‘The agreement is a historic step forward, but we must critically approach it from the gender perspective. There is still a lot of work to do.’ With these words, IUCN NL’s environmental justice expert Liliana Jáuregui closed the event Reading the Escazú Agreement from a gender perspective: challenges and opportunities. The panel discussion was a side event of the agreement’s first Conference of the Parties that took place from April 20th through April 22nd.
Every week, people around the globe are killed because they stand up for nature. An even larger group is being silenced through violence, arrests, intimidation or lawsuits. Environmental human rights defenders in Latin America and the Caribbean are suffering severely from these violations. In 2021, the region took a historic step by bringing the Escazú Agreement into force. This article explains how this binding treaty makes a difference to the rights of conservationists.
Header photo: Colombian Amazon Rainforest (c) Mariel Cabero / IUCN NL
According to FAO’s latest State of the World’s Forests, action to halt forest loss is urgently needed to keep the global temperature increase below 1.5°C, conserve biodiversity, reduce the risk of future pandemics and ensure food security. FAO’s newest publication explores the potential of three forest pathways for achieving green recovery and tackling environmental crises.
Header photo: Forest in Cambodia (c) Kouy Socheat / NTFP-EP Cambodia
480 women advocates in DRC were trained to change the land and forest law to guarantee land tenure rights for women, via policy dialogues at the province level and participatory mapping in forest communities. All thanks to an amazing woman, Dorothee Lisenga, who, along with the NGO CFLEDD, organised dialogues on women’s inheritance rights between customary chiefs, local and indigenous women. This resulted to huge successes in women’s access to land and forest rights of women in the provinces of Equateur and Maindombe of DRC. In 2018 she was the winner of the Gender Just Climate Solutions Award in the category Transformational Solutions.
As part of a multi-country review of community forest rights, Tropenbos DR Congo conducted a review of the CFCL model in DR Congo. The study meant to find out the extent to which CFCLs have had the desired outcomes in terms of rural development, and to identify the main barriers, as well as the conditions for success (in terms of improvements to livelihoods, self-determination and forest conservation).
The Dutch National Contact Point (NCP) for the Organization of Economic Co-operation and Development (OECD) has published the final statement on the complaint from Friends of the Earth groups and supporters against ING bank. The complaint was supposed to deal with adverse impacts of three of the bank’s palm oil clients, ranging from human rights and labour rights violations todeforestation. ING withdrew from the complaint, leaving the communities affected by the oil palm plantations empty handed.
Every five years, the UN Human Rights Council assesses the human rights situation in a country. This year, the Netherlands will be assessed. IUCN NL, Milieudefensie and Stand Up For Your Rights submitted a joint report to draw attention to the human rights violations taking place in the value chain of Dutch businesses.
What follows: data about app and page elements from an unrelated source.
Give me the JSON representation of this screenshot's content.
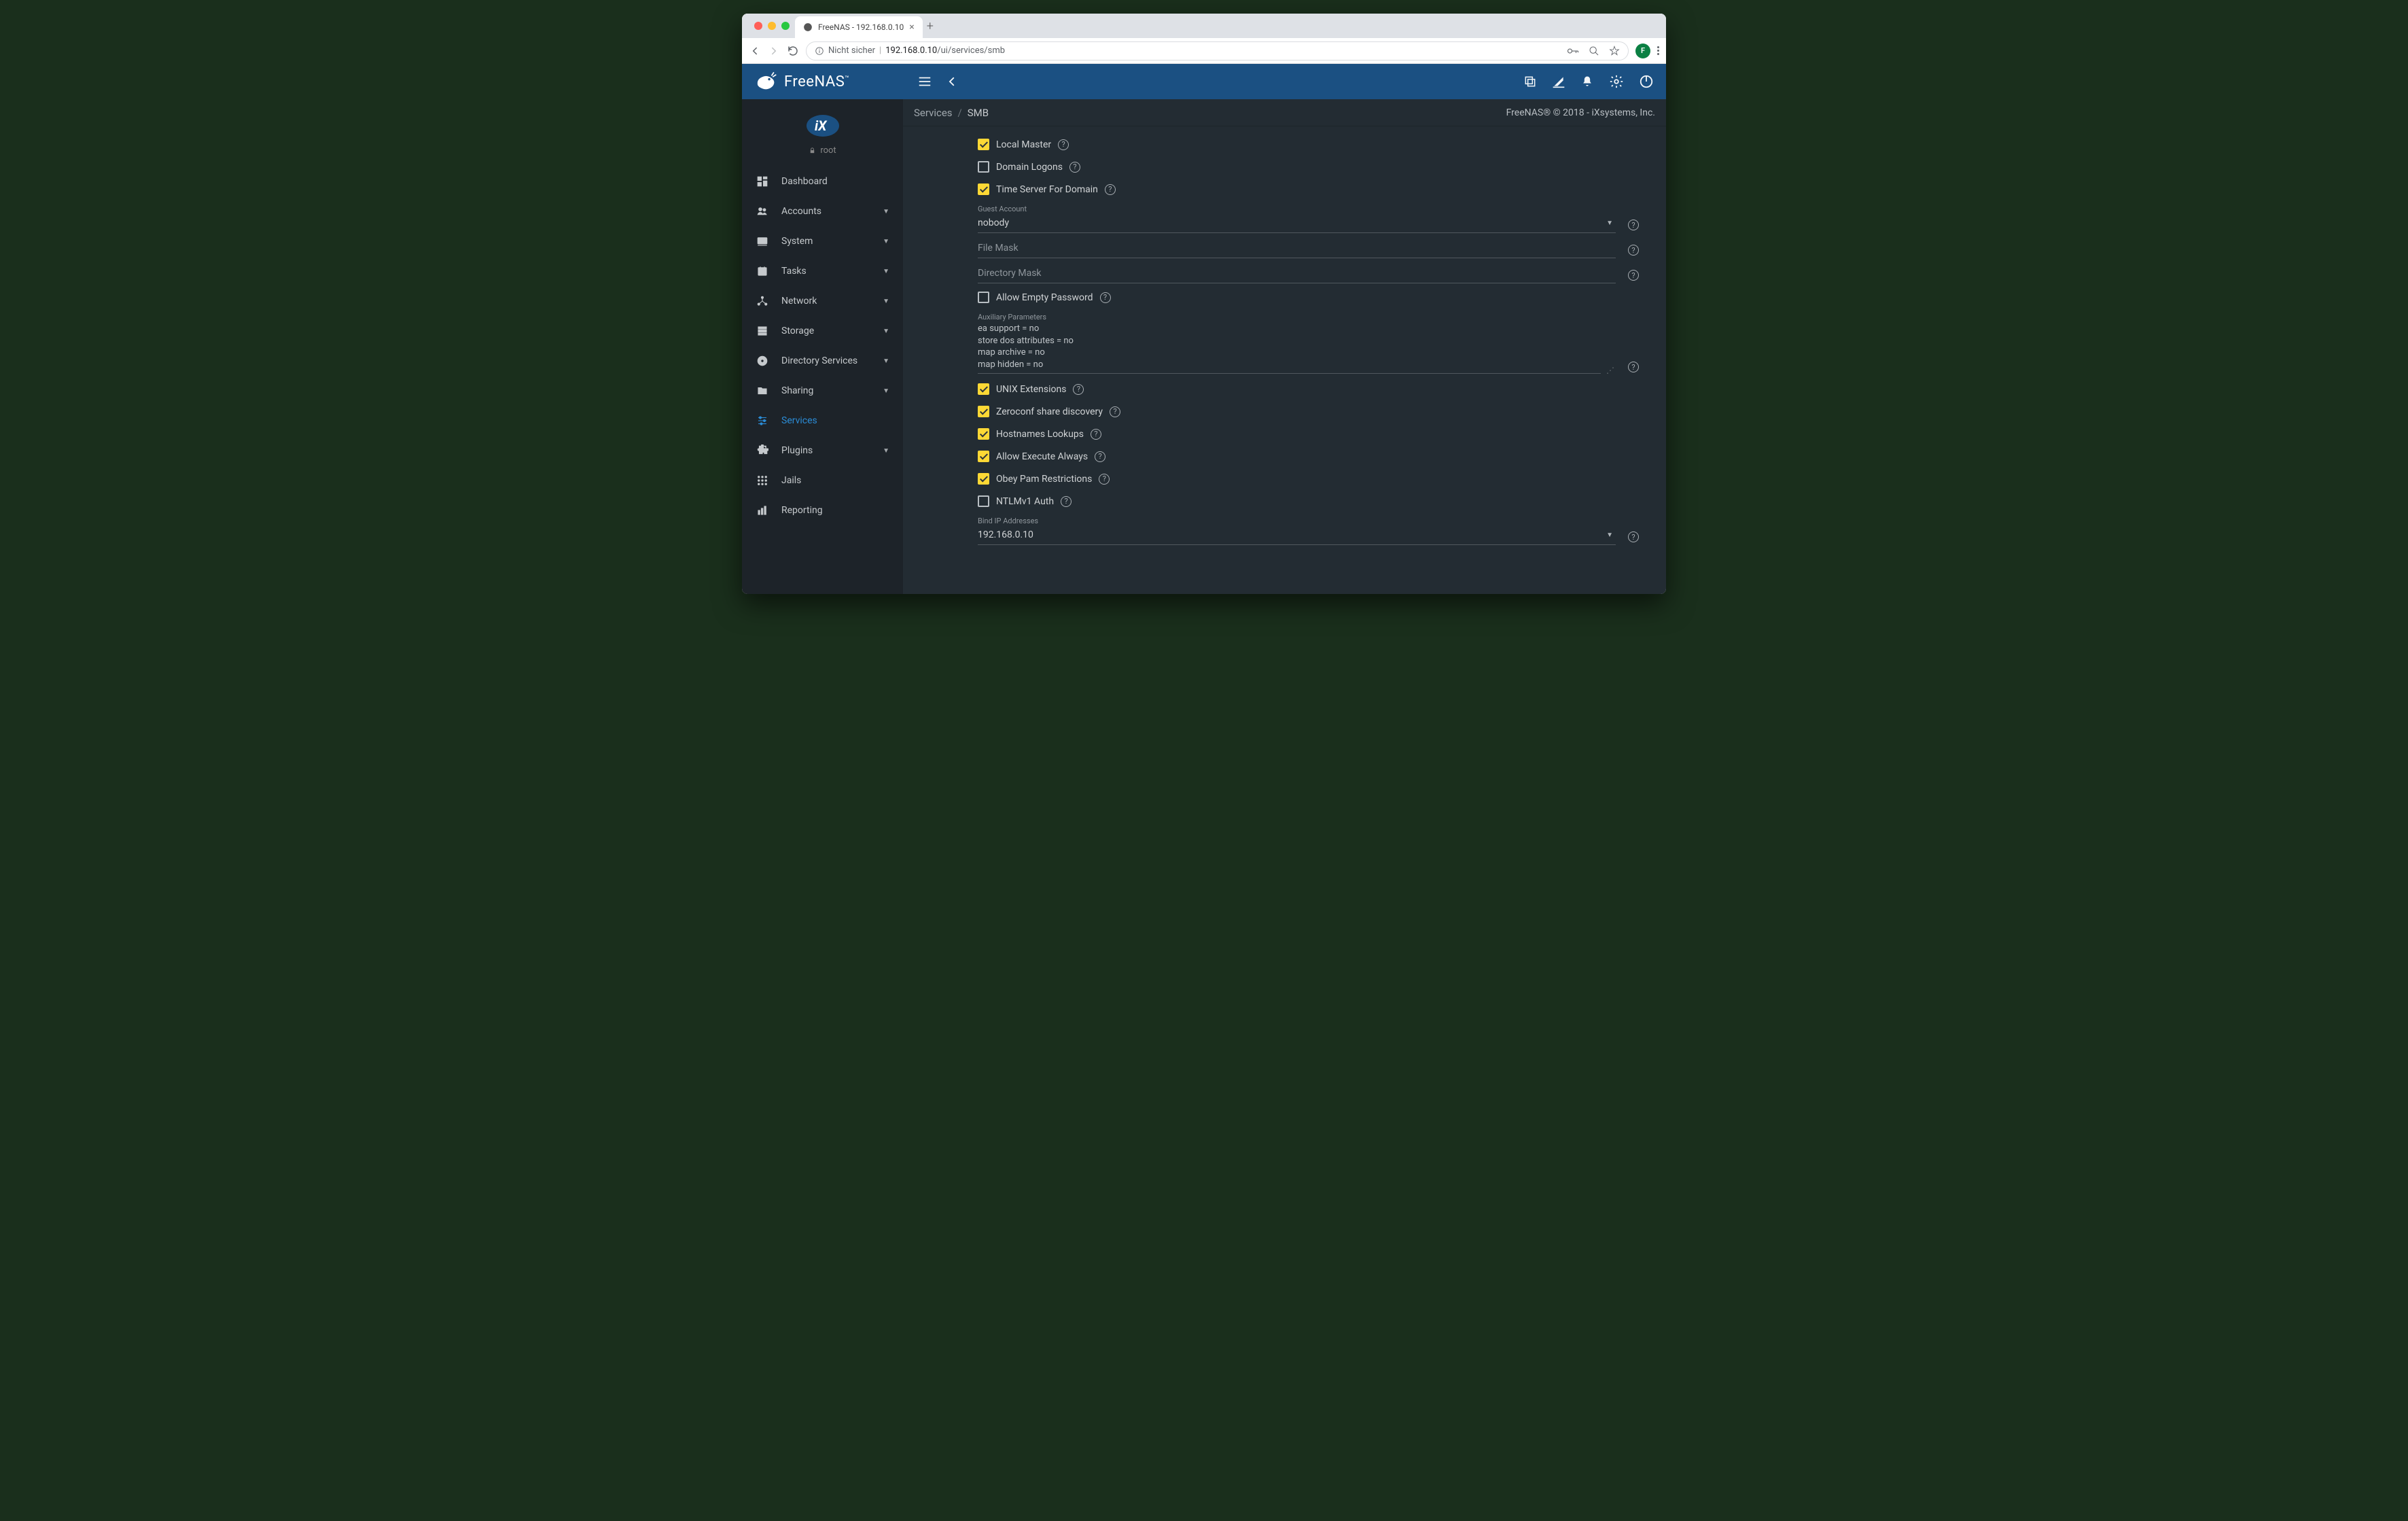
{
  "browser": {
    "tab_title": "FreeNAS - 192.168.0.10",
    "insecure_label": "Nicht sicher",
    "url_host": "192.168.0.10",
    "url_path": "/ui/services/smb",
    "avatar_letter": "F"
  },
  "header": {
    "brand": "FreeNAS"
  },
  "user": {
    "name": "root"
  },
  "sidebar": [
    {
      "icon": "dashboard",
      "label": "Dashboard",
      "expandable": false,
      "active": false
    },
    {
      "icon": "accounts",
      "label": "Accounts",
      "expandable": true,
      "active": false
    },
    {
      "icon": "system",
      "label": "System",
      "expandable": true,
      "active": false
    },
    {
      "icon": "tasks",
      "label": "Tasks",
      "expandable": true,
      "active": false
    },
    {
      "icon": "network",
      "label": "Network",
      "expandable": true,
      "active": false
    },
    {
      "icon": "storage",
      "label": "Storage",
      "expandable": true,
      "active": false
    },
    {
      "icon": "directory",
      "label": "Directory Services",
      "expandable": true,
      "active": false
    },
    {
      "icon": "sharing",
      "label": "Sharing",
      "expandable": true,
      "active": false
    },
    {
      "icon": "services",
      "label": "Services",
      "expandable": false,
      "active": true
    },
    {
      "icon": "plugins",
      "label": "Plugins",
      "expandable": true,
      "active": false
    },
    {
      "icon": "jails",
      "label": "Jails",
      "expandable": false,
      "active": false
    },
    {
      "icon": "reporting",
      "label": "Reporting",
      "expandable": false,
      "active": false
    }
  ],
  "breadcrumb": {
    "root": "Services",
    "current": "SMB"
  },
  "copyright": "FreeNAS® © 2018 - iXsystems, Inc.",
  "form": {
    "local_master": {
      "label": "Local Master",
      "checked": true
    },
    "domain_logons": {
      "label": "Domain Logons",
      "checked": false
    },
    "time_server": {
      "label": "Time Server For Domain",
      "checked": true
    },
    "guest_account": {
      "label": "Guest Account",
      "value": "nobody"
    },
    "file_mask": {
      "label": "File Mask",
      "value": ""
    },
    "directory_mask": {
      "label": "Directory Mask",
      "value": ""
    },
    "allow_empty_password": {
      "label": "Allow Empty Password",
      "checked": false
    },
    "aux_params": {
      "label": "Auxiliary Parameters",
      "lines": [
        "ea support = no",
        "store dos attributes = no",
        "map archive = no",
        "map hidden = no"
      ]
    },
    "unix_ext": {
      "label": "UNIX Extensions",
      "checked": true
    },
    "zeroconf": {
      "label": "Zeroconf share discovery",
      "checked": true
    },
    "hostnames": {
      "label": "Hostnames Lookups",
      "checked": true
    },
    "allow_exec": {
      "label": "Allow Execute Always",
      "checked": true
    },
    "obey_pam": {
      "label": "Obey Pam Restrictions",
      "checked": true
    },
    "ntlmv1": {
      "label": "NTLMv1 Auth",
      "checked": false
    },
    "bind_ip": {
      "label": "Bind IP Addresses",
      "value": "192.168.0.10"
    }
  }
}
We are asking for recommendations that will require Dutch businesses to investigate potential human rights violations and damage to nature in their (international) value chain.
Header photo: Fishermen in Waza National Park, Cameroon (c) Hans de Iongh
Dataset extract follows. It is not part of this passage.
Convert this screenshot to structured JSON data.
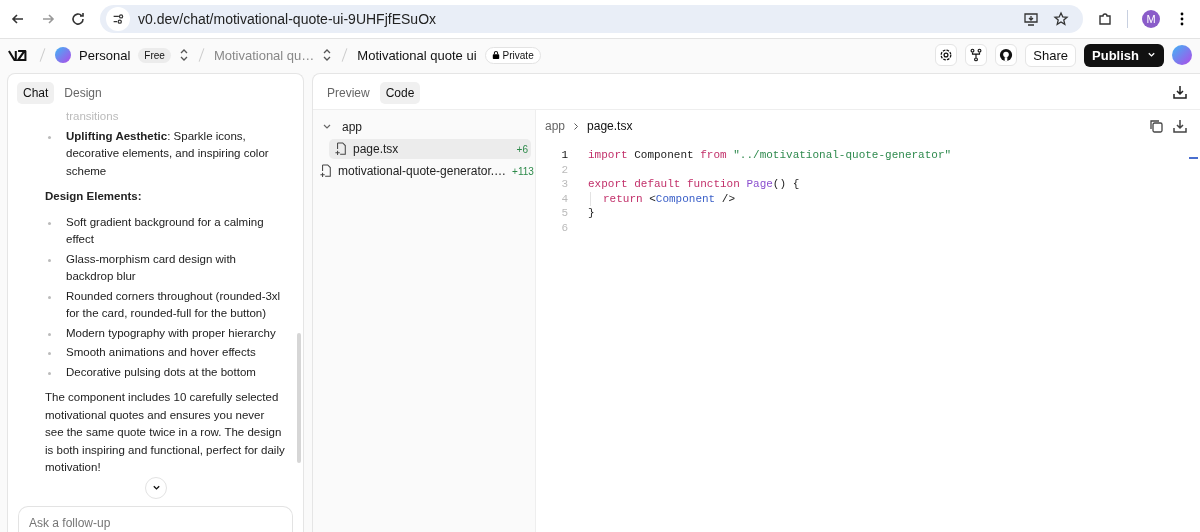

The Roundtable on Sustainable Palm Oil (RSPO) certified the Socfin subsidiary in Sierra Leone in January 2022, in spite of numerous land conflicts, violence against human rights defenders and grievances on pollution and other forms of environmental harm from affected communities. This certification is next in line of a number of highly controversial certifications of the SOCFIN group in Nigeria, Cameroon and Ivory Coast. RSPO is totally biased in favour of the industry and is not fit for purpose to guarantee sustainability and respect for human rights in palm oil supply chains.
Last week, the European Commission published a legislative proposal which obligates major companies to prevent human rights violations and environmental pollution in their supply chain. Companies that fail to do so can be held accountable. This is a positive development, but also a missed opportunity: the directive only reaches 1% of all European companies.
Header photo: European Union flag © Markus Spiske for Unsplash